Some of the exciting new discoveries offshore and in frontier areas like tropical Africa are large but expensive, are taking a long time to ramp up to full production — such as the deep salt sites offshore Brazil — and will only replace the declining production elsewhere, while demand in China, India, and Africa relentlessly increases. In the sense that the only net increase in production has come from heavy oil, oil sands or EOR, then indeed Peak Oil has really come to pass.
SAN FRANCISCO — Pacific Gas and Electric proposed a solution on Thursday for Northern Californians who do not want so-called smart electricity meters installed in their homes: they must accept them but may have their wireless radio signals turned off, the company said.
First Wind Holdings Inc., a closely held developer, said a 30-megawatt wind farm in Hawaii has gone into commercial service, the first renewable energy project to be completed with backing from the U.S. Energy Department’s loan guarantee program.
The Kahuku Wind project on Oahu has the largest installed battery storage system connected to a U.S. wind farm, the Boston-based company said in a statement today.
Among the standard features offered for new homes at Manzanita at Paseo del Sol, a KB Home development in a desert suburb southeast of Los Angeles, are nine-foot ceilings, six-panel doors and a 1.4-kilowatt solar array.
While KB Home has offered rooftop photovoltaic panels as an option for some time, the home builder now will make solar arrays from SunPower standard equipment on more than 800 homes in 10 communities being built in Southern California.
India and Germany are using a New Delhi hospital to demonstrate how heat harnessed for cooling can help contain surging electricity demand in the world’s second- fastest growing major economy.
FRANKFURT — With Japan’s crisis raising new questions about nuclear power, this might seem an ideal time for a company that is a global leader in alternative energy and has a big presence in an energy-starved country, India.
But for Enercon of Germany, one of the world’s biggest makers of wind turbines, India is shaping up as a disaster.
The company says it has just lost its entire Indian subsidiary, a major operation with annual sales of more than $566 million, after a dispute with a local partner and a run-in with Mumbai law enforcement authorities.

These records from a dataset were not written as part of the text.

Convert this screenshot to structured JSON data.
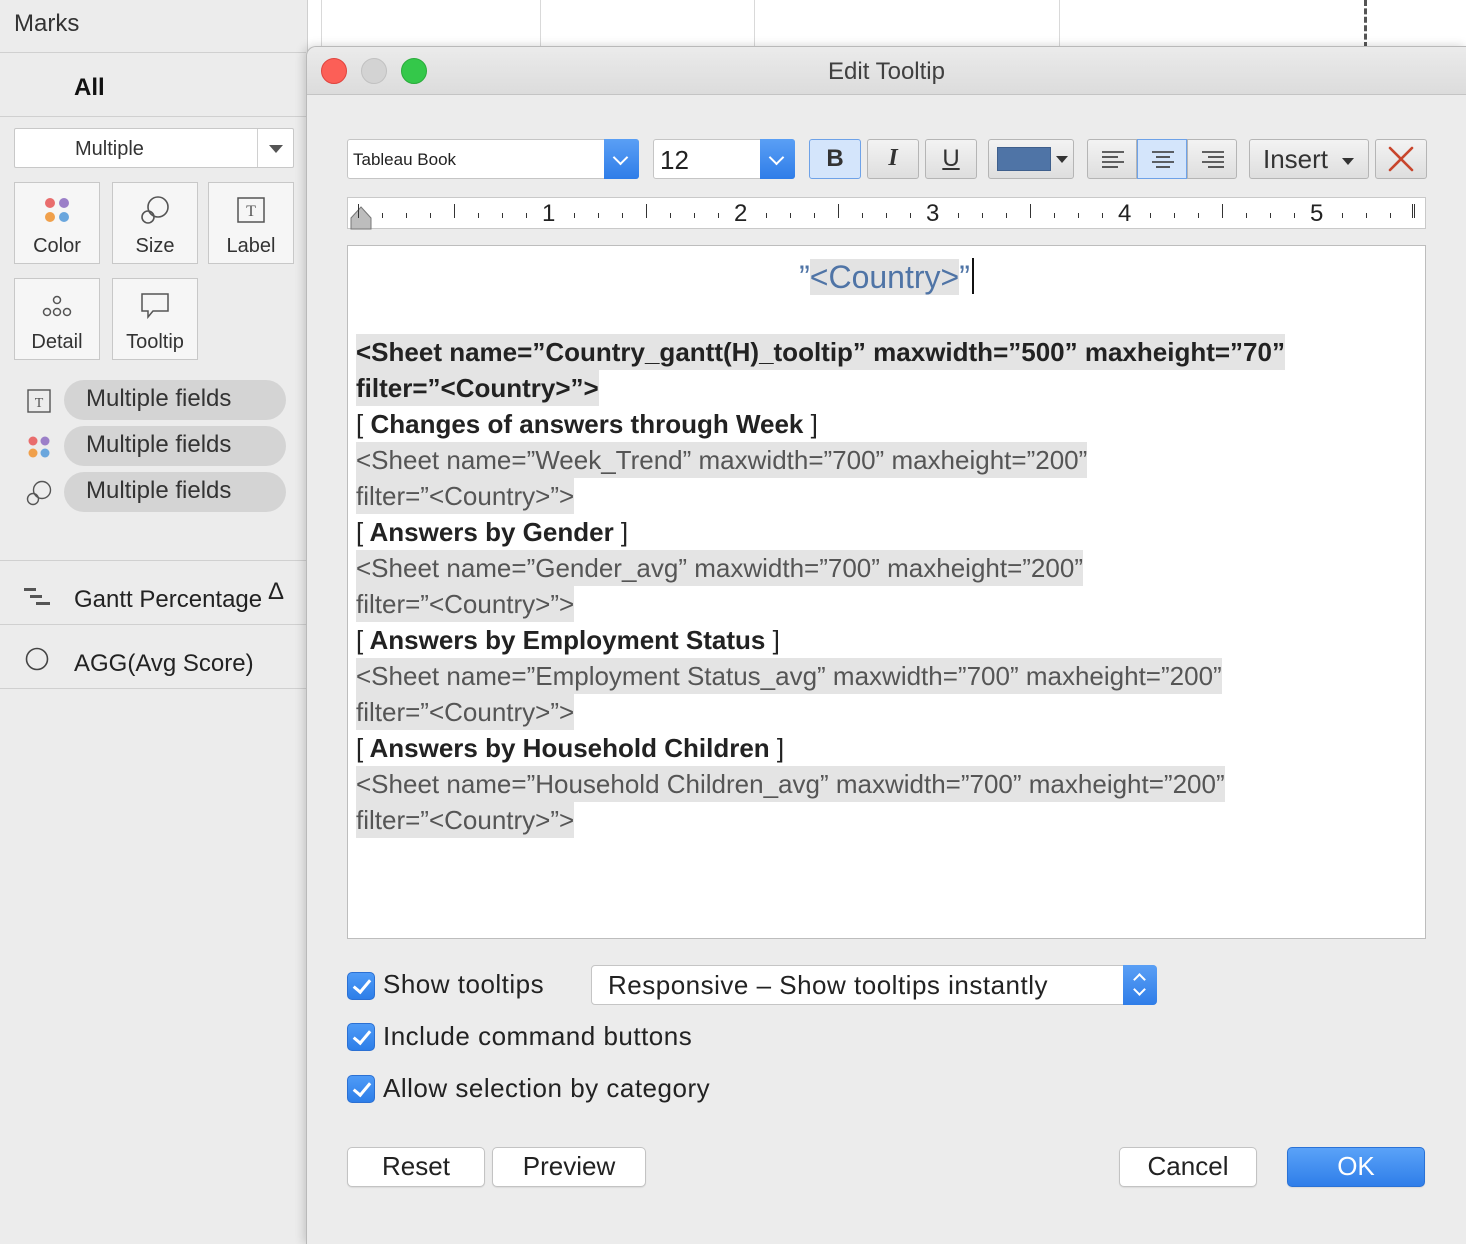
{
  "marks": {
    "title": "Marks",
    "all_label": "All",
    "mark_type": "Multiple",
    "cards": [
      {
        "label": "Color",
        "icon": "color-dots-icon"
      },
      {
        "label": "Size",
        "icon": "size-circles-icon"
      },
      {
        "label": "Label",
        "icon": "label-t-icon"
      },
      {
        "label": "Detail",
        "icon": "detail-dots-icon"
      },
      {
        "label": "Tooltip",
        "icon": "tooltip-bubble-icon"
      }
    ],
    "pills": [
      {
        "icon": "label-t-icon",
        "label": "Multiple fields"
      },
      {
        "icon": "color-dots-icon",
        "label": "Multiple fields"
      },
      {
        "icon": "size-circles-icon",
        "label": "Multiple fields"
      }
    ],
    "fields": [
      {
        "icon": "gantt-icon",
        "label": "Gantt Percentage",
        "suffix": "Δ"
      },
      {
        "icon": "circle-icon",
        "label": "AGG(Avg Score)"
      }
    ]
  },
  "dialog": {
    "title": "Edit Tooltip",
    "toolbar": {
      "font": "Tableau Book",
      "size": "12",
      "bold": "B",
      "italic": "I",
      "underline": "U",
      "text_color": "#4f74a6",
      "insert": "Insert",
      "align_selected": "center"
    },
    "ruler": {
      "numbers": [
        "1",
        "2",
        "3",
        "4",
        "5"
      ]
    },
    "editor": {
      "title_prefix": "”",
      "title_field": "<Country>",
      "title_suffix": "”",
      "lines": [
        {
          "text": "<Sheet name=”Country_gantt(H)_tooltip” maxwidth=”500” maxheight=”70”",
          "style": "bold hl"
        },
        {
          "text": "filter=”<Country>”>",
          "style": "bold hl"
        },
        {
          "bracket_open": "[",
          "text": " Changes of answers through Week ",
          "bracket_close": "]",
          "style": "heading"
        },
        {
          "text": "<Sheet name=”Week_Trend” maxwidth=”700” maxheight=”200”",
          "style": "grey hl"
        },
        {
          "text": "filter=”<Country>”>",
          "style": "grey hl"
        },
        {
          "bracket_open": "[",
          "text": " Answers by Gender ",
          "bracket_close": "]",
          "style": "heading"
        },
        {
          "text": "<Sheet name=”Gender_avg” maxwidth=”700” maxheight=”200”",
          "style": "grey hl"
        },
        {
          "text": "filter=”<Country>”>",
          "style": "grey hl"
        },
        {
          "bracket_open": "[",
          "text": " Answers by Employment Status ",
          "bracket_close": "]",
          "style": "heading"
        },
        {
          "text": "<Sheet name=”Employment Status_avg” maxwidth=”700” maxheight=”200”",
          "style": "grey hl"
        },
        {
          "text": "filter=”<Country>”>",
          "style": "grey hl"
        },
        {
          "bracket_open": "[",
          "text": " Answers by Household Children ",
          "bracket_close": "]",
          "style": "heading"
        },
        {
          "text": "<Sheet name=”Household Children_avg” maxwidth=”700” maxheight=”200”",
          "style": "grey hl"
        },
        {
          "text": "filter=”<Country>”>",
          "style": "grey hl"
        }
      ]
    },
    "options": {
      "show_tooltips": {
        "label": "Show tooltips",
        "checked": true
      },
      "behavior": "Responsive – Show tooltips instantly",
      "include_buttons": {
        "label": "Include command buttons",
        "checked": true
      },
      "allow_selection": {
        "label": "Allow selection by category",
        "checked": true
      }
    },
    "buttons": {
      "reset": "Reset",
      "preview": "Preview",
      "cancel": "Cancel",
      "ok": "OK"
    }
  }
}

Enercon also says it has lost control of its patents in India and fears its technology could be appropriated by competitors in a country where wind energy is a big and growing market.

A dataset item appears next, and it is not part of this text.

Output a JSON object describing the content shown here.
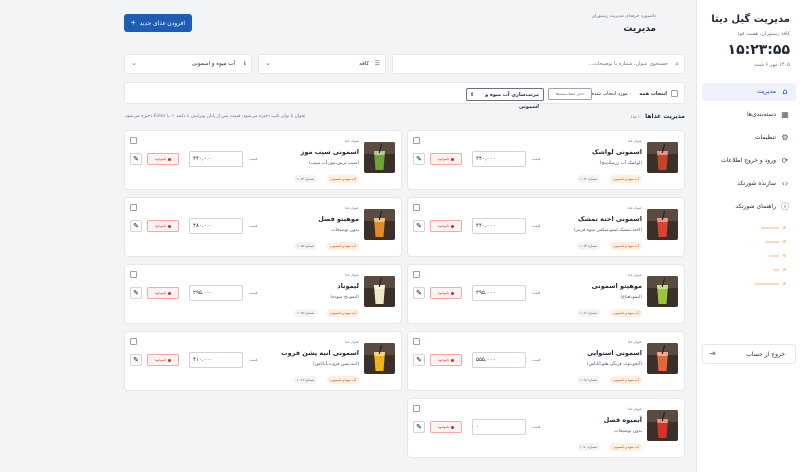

Ms. Solomon’s event, which is now more than a year old, is one of a number of food swaps popping up around the Bay Area. Taking cues from the food co-operatives of the 1970s, these urban dwellers are restructuring their food economies around face-to-face relationships.
A local food revolution is quietly unfolding in our midst right here in Boulder County. It’s a revolution aimed at rebuilding this region’s capacity to feed its own people, to ensure food security and food sovereignty for all.
Air pollution from car traffic may double the risk of organ rejection and death in lung transplant patients, Belgian researchers report in a new study.
The study, which tracked nearly 300 lung transplant recipients over more than a decade, found that patients living less than 600 feet from a main road were twice as likely to develop a severe lung inflammation associated with organ rejection within several years of surgery.
The European Union is preparing to include maritime transport in its emissions-trading system or impose charges on carbon discharges from ships should international talks fail to cut pollution from the industry.